Unfortunately, the stock market crash of 1929 and the resulting Great Depression meant that most musicians were making a lot less money, and they weren’t about to spend what little they had on strange new instruments. By 1930, Conn-O-Saxes were already a thing of the past. Only about 25 are still in existence. But those in the know swear that they’re the sweetest-sounding of all the saxophones. And having been lucky enough to hear Conn-O-Sax expert Paul Cohen play one at a New York concert a few years back, we’re inclined to agree.
Cohen, a distinguished classical saxophonist and music historian who’s on the faculty of the Manhattan School of Music, NYU, Rutgers University, and Queens College, lent his Conn-O-Sax to the Metropolitan Museum of Art for a 2015 exhibition called Celebrating Sax: Instruments and Innovation. He also wrote a blog post for the museum, in which he describes the Conn-O-Sax as having “a unique timbre, visual appearance, and technical versatility that was visionary for its time. The Conn-O-Sax succeeded brilliantly as an instrument … but ultimately failed in the marketplace.” The same held true for another saxophone introduced by Conn in 1928, the F mezzo-soprano—but that’s a story for another column.

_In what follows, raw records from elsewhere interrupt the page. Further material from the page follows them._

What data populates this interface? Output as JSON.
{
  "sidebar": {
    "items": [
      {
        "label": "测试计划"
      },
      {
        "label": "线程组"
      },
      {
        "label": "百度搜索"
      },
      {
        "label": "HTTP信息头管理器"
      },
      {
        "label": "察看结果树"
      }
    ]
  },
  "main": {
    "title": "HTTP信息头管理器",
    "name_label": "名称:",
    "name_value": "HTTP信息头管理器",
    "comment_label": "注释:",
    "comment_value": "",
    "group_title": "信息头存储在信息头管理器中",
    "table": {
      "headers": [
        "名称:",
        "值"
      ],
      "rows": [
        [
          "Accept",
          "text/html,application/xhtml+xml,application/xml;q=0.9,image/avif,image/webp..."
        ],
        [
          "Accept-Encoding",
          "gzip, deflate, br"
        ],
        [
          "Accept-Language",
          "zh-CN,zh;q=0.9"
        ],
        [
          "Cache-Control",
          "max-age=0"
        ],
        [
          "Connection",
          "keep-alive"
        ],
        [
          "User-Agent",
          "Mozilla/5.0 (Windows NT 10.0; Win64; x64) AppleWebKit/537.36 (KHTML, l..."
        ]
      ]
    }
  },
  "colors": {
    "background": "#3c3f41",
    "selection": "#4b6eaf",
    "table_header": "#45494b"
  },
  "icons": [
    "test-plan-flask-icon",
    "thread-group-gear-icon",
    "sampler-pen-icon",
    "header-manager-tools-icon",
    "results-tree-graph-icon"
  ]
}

Scroll through the slideshow below to learn about new instruments and musical gear.